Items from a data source
────────

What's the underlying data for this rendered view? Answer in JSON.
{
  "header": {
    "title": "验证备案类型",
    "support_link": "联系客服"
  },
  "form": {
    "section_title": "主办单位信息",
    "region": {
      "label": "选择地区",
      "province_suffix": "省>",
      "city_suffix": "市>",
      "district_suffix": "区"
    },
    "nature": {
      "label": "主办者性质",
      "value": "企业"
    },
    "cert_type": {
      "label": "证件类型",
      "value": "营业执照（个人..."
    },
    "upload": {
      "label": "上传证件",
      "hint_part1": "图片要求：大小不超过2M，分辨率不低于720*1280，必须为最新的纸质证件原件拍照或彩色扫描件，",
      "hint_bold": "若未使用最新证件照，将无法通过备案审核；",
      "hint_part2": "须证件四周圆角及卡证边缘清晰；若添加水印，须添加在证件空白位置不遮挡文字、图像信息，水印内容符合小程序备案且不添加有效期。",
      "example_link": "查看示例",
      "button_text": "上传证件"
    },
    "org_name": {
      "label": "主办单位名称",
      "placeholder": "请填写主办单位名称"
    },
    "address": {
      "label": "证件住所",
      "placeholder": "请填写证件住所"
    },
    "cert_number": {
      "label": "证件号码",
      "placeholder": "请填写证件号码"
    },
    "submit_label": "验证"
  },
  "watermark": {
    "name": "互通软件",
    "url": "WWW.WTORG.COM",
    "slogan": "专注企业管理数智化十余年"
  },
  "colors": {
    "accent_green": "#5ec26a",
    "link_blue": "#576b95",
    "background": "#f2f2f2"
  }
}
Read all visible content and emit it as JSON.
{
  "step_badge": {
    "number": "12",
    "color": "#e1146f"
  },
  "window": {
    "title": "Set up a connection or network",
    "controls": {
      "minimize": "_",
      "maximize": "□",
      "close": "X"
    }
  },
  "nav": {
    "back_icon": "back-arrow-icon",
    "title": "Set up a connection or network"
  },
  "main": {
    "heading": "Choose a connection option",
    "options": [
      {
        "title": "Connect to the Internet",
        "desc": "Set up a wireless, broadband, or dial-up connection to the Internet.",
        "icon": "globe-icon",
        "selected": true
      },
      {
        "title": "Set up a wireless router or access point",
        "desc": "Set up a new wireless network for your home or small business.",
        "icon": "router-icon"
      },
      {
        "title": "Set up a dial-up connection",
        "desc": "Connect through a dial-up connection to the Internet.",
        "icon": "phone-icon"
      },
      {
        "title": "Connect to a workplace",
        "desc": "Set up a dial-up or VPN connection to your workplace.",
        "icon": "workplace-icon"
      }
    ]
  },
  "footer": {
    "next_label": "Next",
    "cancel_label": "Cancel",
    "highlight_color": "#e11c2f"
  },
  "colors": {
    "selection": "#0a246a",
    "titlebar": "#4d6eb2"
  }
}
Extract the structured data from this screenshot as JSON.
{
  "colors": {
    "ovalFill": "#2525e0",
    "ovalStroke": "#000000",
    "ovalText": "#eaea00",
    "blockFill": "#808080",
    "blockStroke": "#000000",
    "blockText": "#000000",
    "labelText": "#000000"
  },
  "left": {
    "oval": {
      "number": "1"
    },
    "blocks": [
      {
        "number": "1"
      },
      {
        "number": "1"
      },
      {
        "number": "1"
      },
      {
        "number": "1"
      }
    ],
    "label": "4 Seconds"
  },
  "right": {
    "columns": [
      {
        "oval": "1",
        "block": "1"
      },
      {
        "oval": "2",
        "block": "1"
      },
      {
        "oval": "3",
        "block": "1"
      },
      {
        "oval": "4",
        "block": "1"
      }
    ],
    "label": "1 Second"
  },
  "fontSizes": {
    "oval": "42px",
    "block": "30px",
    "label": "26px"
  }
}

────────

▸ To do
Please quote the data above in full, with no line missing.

▸ Answer for this exercise
What's the underlying data for this rendered view? Answer in JSON.
{
  "header": {
    "title": "验证备案类型",
    "support_link": "联系客服"
  },
  "form": {
    "section_title": "主办单位信息",
    "region": {
      "label": "选择地区",
      "province_suffix": "省>",
      "city_suffix": "市>",
      "district_suffix": "区"
    },
    "nature": {
      "label": "主办者性质",
      "value": "企业"
    },
    "cert_type": {
      "label": "证件类型",
      "value": "营业执照（个人..."
    },
    "upload": {
      "label": "上传证件",
      "hint_part1": "图片要求：大小不超过2M，分辨率不低于720*1280，必须为最新的纸质证件原件拍照或彩色扫描件，",
      "hint_bold": "若未使用最新证件照，将无法通过备案审核；",
      "hint_part2": "须证件四周圆角及卡证边缘清晰；若添加水印，须添加在证件空白位置不遮挡文字、图像信息，水印内容符合小程序备案且不添加有效期。",
      "example_link": "查看示例",
      "button_text": "上传证件"
    },
    "org_name": {
      "label": "主办单位名称",
      "placeholder": "请填写主办单位名称"
    },
    "address": {
      "label": "证件住所",
      "placeholder": "请填写证件住所"
    },
    "cert_number": {
      "label": "证件号码",
      "placeholder": "请填写证件号码"
    },
    "submit_label": "验证"
  },
  "watermark": {
    "name": "互通软件",
    "url": "WWW.WTORG.COM",
    "slogan": "专注企业管理数智化十余年"
  },
  "colors": {
    "accent_green": "#5ec26a",
    "link_blue": "#576b95",
    "background": "#f2f2f2"
  }
}
Read all visible content and emit it as JSON.
{
  "step_badge": {
    "number": "12",
    "color": "#e1146f"
  },
  "window": {
    "title": "Set up a connection or network",
    "controls": {
      "minimize": "_",
      "maximize": "□",
      "close": "X"
    }
  },
  "nav": {
    "back_icon": "back-arrow-icon",
    "title": "Set up a connection or network"
  },
  "main": {
    "heading": "Choose a connection option",
    "options": [
      {
        "title": "Connect to the Internet",
        "desc": "Set up a wireless, broadband, or dial-up connection to the Internet.",
        "icon": "globe-icon",
        "selected": true
      },
      {
        "title": "Set up a wireless router or access point",
        "desc": "Set up a new wireless network for your home or small business.",
        "icon": "router-icon"
      },
      {
        "title": "Set up a dial-up connection",
        "desc": "Connect through a dial-up connection to the Internet.",
        "icon": "phone-icon"
      },
      {
        "title": "Connect to a workplace",
        "desc": "Set up a dial-up or VPN connection to your workplace.",
        "icon": "workplace-icon"
      }
    ]
  },
  "footer": {
    "next_label": "Next",
    "cancel_label": "Cancel",
    "highlight_color": "#e11c2f"
  },
  "colors": {
    "selection": "#0a246a",
    "titlebar": "#4d6eb2"
  }
}
Extract the structured data from this screenshot as JSON.
{
  "colors": {
    "ovalFill": "#2525e0",
    "ovalStroke": "#000000",
    "ovalText": "#eaea00",
    "blockFill": "#808080",
    "blockStroke": "#000000",
    "blockText": "#000000",
    "labelText": "#000000"
  },
  "left": {
    "oval": {
      "number": "1"
    },
    "blocks": [
      {
        "number": "1"
      },
      {
        "number": "1"
      },
      {
        "number": "1"
      },
      {
        "number": "1"
      }
    ],
    "label": "4 Seconds"
  },
  "right": {
    "columns": [
      {
        "oval": "1",
        "block": "1"
      },
      {
        "oval": "2",
        "block": "1"
      },
      {
        "oval": "3",
        "block": "1"
      },
      {
        "oval": "4",
        "block": "1"
      }
    ],
    "label": "1 Second"
  },
  "fontSizes": {
    "oval": "42px",
    "block": "30px",
    "label": "26px"
  }
}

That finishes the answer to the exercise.